4. Gunnar Optiks computer glassesMy Gunnar computer glasses ("Advanced computer eyewear" as the company calls them to distinguish them from their gaming glasses, outdoor lenses, and 3D lenses) fall into what we at ZDNet call "dead-finger tech". You know, those items that you'd need to pry out of someone's cold, dead hands before they'd give them up?
I spend as much as 15 hours a day in front of a screen and it takes a toll on the eyes. They get dry, they water (believe it or not, those two things are related), they blur. Colors run together, as do the words. I do this for a job, primarily, but students do it for work, play, and study. The advent of electronic textbooks means that everything from Facebook to studying is done in front of a screen, while notes get taken in class on a tablet or laptop.
Sure, we could go back to dead tree books and live by the 20-20 rule (take a 20-second break every 20 minutes to let your eyes focus around the room), but most likely, our students' screen time will only increase in the coming years. All of this leads me to a great gift if you have between $80 and $150 for a budget (these are for the kids you really like). Gunnar computer glasses do wonders for eye strain, dry eyes, and all the other symptoms of excessive screen time. Images and words on-screen pop with absolute clarity and you can throw that 20-20 rule out the window (not that you should, but you can). They should be on every student's packing list for college and really need to be used to appreciate what a difference they make.
5. An Adobe Creative Cloud subscriptionCreative Cloud is one of the most compelling offerings (in terms of price, value, and included software) to ever come out of Adobe, known for expensive, pro-level software. A Creative Cloud subscription makes software costs from arguably the premier creative software company in the world far more manageable. Creative Cloud isn't just for artists and design types either. Here's why.

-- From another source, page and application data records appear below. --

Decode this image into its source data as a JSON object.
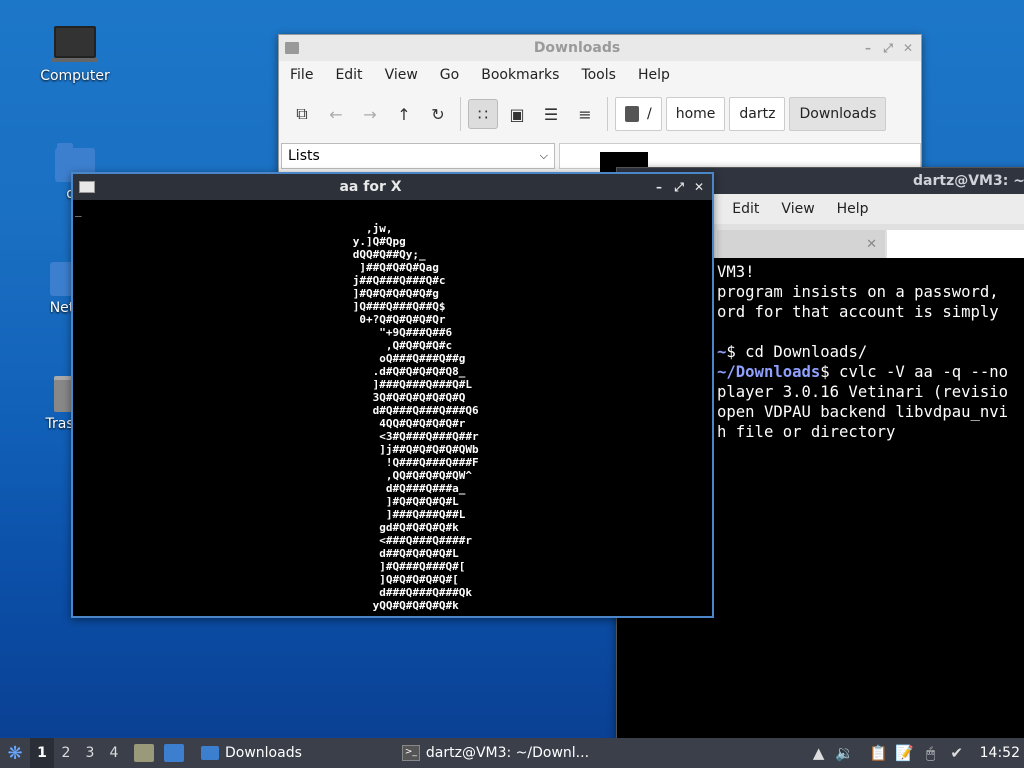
{
  "desktop": {
    "icons": [
      {
        "label": "Computer"
      },
      {
        "label": "da"
      },
      {
        "label": "Net"
      },
      {
        "label": "Trash"
      }
    ]
  },
  "file_manager": {
    "title": "Downloads",
    "menu": [
      "File",
      "Edit",
      "View",
      "Go",
      "Bookmarks",
      "Tools",
      "Help"
    ],
    "path_root": "/",
    "breadcrumbs": [
      "home",
      "dartz",
      "Downloads"
    ],
    "side_pane_value": "Lists"
  },
  "aa_window": {
    "title": "aa for X",
    "cursor": "_",
    "art": [
      "        ,jw,",
      "      y.]Q#Qpg",
      "      dQQ#Q##Qy;_",
      "       ]##Q#Q#Q#Qag",
      "      j##Q###Q###Q#c",
      "      ]#Q#Q#Q#Q#Q#g",
      "      ]Q###Q###Q##Q$",
      "       0+?Q#Q#Q#Q#Qr",
      "          \"+9Q###Q##6",
      "           ,Q#Q#Q#Q#c",
      "          oQ###Q###Q##g",
      "         .d#Q#Q#Q#Q#Q8_",
      "         ]###Q###Q###Q#L",
      "         3Q#Q#Q#Q#Q#Q#Q",
      "         d#Q###Q###Q###Q6",
      "          4QQ#Q#Q#Q#Q#r",
      "          <3#Q###Q###Q##r",
      "          ]j##Q#Q#Q#Q#QWb",
      "           !Q###Q###Q###F",
      "           ,QQ#Q#Q#Q#QW^",
      "           d#Q###Q###a_",
      "           ]#Q#Q#Q#Q#L",
      "           ]###Q###Q##L",
      "          gd#Q#Q#Q#Q#k",
      "          <###Q###Q####r",
      "          d##Q#Q#Q#Q#L",
      "          ]#Q###Q###Q#[",
      "          ]Q#Q#Q#Q#Q#[",
      "          d###Q###Q###Qk",
      "         yQQ#Q#Q#Q#Q#k"
    ]
  },
  "terminal": {
    "title": "dartz@VM3: ~",
    "menu": [
      "s",
      "Edit",
      "View",
      "Help"
    ],
    "lines": [
      {
        "prompt": "",
        "text": "VM3!"
      },
      {
        "prompt": "",
        "text": "program insists on a password,"
      },
      {
        "prompt": "",
        "text": "ord for that account is simply"
      },
      {
        "prompt": "",
        "text": ""
      },
      {
        "prompt": "~",
        "text": "$ cd Downloads/"
      },
      {
        "prompt": "~/Downloads",
        "text": "$ cvlc -V aa -q --no"
      },
      {
        "prompt": "",
        "text": "player 3.0.16 Vetinari (revisio"
      },
      {
        "prompt": "",
        "text": "open VDPAU backend libvdpau_nvi"
      },
      {
        "prompt": "",
        "text": "h file or directory"
      }
    ]
  },
  "taskbar": {
    "workspaces": [
      "1",
      "2",
      "3",
      "4"
    ],
    "tasks": [
      "Downloads",
      "dartz@VM3: ~/Downl..."
    ],
    "clock": "14:52"
  }
}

Creative Cloud is a subscription service available for as little as $30/month for students. It includes download access to the entire newly-released Creative Suite 6 Master Collection (everything from Photoshop to Premiere Pro to Dreamweaver). Artists, designers, developers, and just about anyone with an inkling of creativity can find something really useful here. PowerPoint and Word, frankly, aren't enough to communicate effectively and compellingly any longer and even the most stoic engineering student needs to be able to communicate visually with a broad audience, both technical and otherwise.
Creative Suite also integrates with Adobe's inexpensive Touch Apps, which support everything from rapid prototyping of web sites to sketching and drawing to photo manipulation, meaning that picture an archaeology student captured of a dig site on her iPad can be touched up, saved in the cloud, and immediately available in Photoshop and Premiere for the documentary she's creating on ancient Mayan ruins (or whatever). That same student can then create a rich website around the documentary without any coding using Muse (also included free with the Creative Cloud subscription) and post the site and videos to one of 5 web sites she can host through Adobe, thanks to her Cloud subscription (and access the data included in the so-called "Business Analytics" platform). She can even use the domain name she got from Aunt Sally.
The software included is incredibly robust and will meet the creative needs of virtually any student as they head for college. And you can make one heck of a resume in InDesign, complete with semi-automatic "liquid layouts" to make it (or any other digital content created with the Suite) viewable on a variety of tablets and smartphones.